In a surprise move, the Luftwaffe (German Air Force) has revealed a lease deal for two M28 Skytrucks. German evaluation of the twin-turboprop has been going on for some time. In Luftwaffe service the M28 will be mainly used for parachute jump training.
A first Skytruck has apparently already been handed over while a second aircraft is still at PZL awaiting delivery. The second airframe is fitted with a cargo pod under the fuselage which has a useable volume of 46cu ft and a maximum payload of 660lb.
Parachute training within the German armed forces has so far been performed with the C-160 Transall. The A400M, which is replacing the C-160, is too large for some parachute exercises.
The M28 Skytruck is a variant of the Soviet-designed Antonov An-28 with new Pratt & Whittney Canada PT6A-65B engines equipped with five-bladed propellers, and new (Western) avionics.
As well as the second German aircraft, the PZL factory currently has up to five ‘white-tail’ aircraft. PZL Mielec hopes that the current lease will lead to a permanent a larger order from the Luftwaffe.
The deal will provide further ammunition to critics of the A400M, the Luftwaffe requirement for which has already been reduced from an original total of 75 aircraft to 60, and then further cut to 53 aircraft. Initial deliveries to the Luftwaffe were late, owing to delays with the programme. In late January 2011 it was revealed that the German parliament was discussing the possibility of selling on 13 of its allocated aircraft immediately after delivery.

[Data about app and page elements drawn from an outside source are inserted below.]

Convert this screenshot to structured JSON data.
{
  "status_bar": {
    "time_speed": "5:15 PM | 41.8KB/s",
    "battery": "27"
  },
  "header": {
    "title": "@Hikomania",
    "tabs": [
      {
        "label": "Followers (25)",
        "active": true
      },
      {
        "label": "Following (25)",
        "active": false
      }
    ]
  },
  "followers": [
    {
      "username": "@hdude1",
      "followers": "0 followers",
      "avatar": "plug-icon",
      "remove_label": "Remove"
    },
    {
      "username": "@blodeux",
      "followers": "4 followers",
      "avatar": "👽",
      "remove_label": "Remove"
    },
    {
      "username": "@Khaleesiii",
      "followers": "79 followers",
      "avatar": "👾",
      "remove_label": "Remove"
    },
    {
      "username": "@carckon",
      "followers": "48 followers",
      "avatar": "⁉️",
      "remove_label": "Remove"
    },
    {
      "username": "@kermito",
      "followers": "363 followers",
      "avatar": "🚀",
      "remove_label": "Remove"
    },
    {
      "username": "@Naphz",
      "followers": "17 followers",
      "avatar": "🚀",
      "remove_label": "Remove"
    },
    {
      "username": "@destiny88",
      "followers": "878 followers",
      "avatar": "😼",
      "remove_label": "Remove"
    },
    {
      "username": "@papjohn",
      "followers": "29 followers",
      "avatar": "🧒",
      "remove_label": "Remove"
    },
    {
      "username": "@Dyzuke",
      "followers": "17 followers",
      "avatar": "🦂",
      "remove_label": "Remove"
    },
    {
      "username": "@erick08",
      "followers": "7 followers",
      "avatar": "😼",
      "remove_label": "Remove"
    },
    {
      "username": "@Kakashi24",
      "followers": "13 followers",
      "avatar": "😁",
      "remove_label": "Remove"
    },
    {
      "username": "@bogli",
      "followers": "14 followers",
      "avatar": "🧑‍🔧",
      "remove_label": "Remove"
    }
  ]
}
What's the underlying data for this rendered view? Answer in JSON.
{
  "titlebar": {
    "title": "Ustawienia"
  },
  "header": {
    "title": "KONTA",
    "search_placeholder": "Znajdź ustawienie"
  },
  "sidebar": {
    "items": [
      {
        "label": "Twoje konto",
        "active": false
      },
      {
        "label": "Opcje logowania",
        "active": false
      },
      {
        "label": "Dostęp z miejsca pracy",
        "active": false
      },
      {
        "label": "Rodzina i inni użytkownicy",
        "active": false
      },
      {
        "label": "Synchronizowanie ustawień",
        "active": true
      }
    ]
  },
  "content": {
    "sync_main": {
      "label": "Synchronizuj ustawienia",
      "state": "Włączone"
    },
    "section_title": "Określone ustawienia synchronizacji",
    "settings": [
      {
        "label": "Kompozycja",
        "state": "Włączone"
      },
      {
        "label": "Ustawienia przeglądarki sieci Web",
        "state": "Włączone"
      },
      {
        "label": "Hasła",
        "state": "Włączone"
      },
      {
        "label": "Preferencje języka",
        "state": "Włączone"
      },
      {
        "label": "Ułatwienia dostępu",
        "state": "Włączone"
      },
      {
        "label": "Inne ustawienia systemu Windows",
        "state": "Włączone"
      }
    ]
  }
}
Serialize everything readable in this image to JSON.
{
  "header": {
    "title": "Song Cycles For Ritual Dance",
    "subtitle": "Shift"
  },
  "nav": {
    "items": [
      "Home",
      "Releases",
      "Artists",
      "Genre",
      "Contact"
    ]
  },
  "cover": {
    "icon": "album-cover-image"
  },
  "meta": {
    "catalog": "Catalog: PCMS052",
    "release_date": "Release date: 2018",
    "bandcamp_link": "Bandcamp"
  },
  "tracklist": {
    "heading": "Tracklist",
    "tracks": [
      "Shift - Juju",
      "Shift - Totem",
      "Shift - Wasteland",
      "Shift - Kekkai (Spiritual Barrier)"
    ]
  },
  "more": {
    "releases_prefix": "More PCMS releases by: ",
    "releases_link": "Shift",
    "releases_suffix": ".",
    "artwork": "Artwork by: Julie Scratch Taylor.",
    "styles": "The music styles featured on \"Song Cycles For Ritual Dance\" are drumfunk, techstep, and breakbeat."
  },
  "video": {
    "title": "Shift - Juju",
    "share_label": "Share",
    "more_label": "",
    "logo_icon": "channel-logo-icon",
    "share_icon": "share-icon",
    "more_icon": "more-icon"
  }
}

Since the A400M is considered unsuitable for certain tactical airlift scenarios, the German government announced the planned acquisition of six C-130Js in April 2017. They will be operated by a joint Franco-German unit.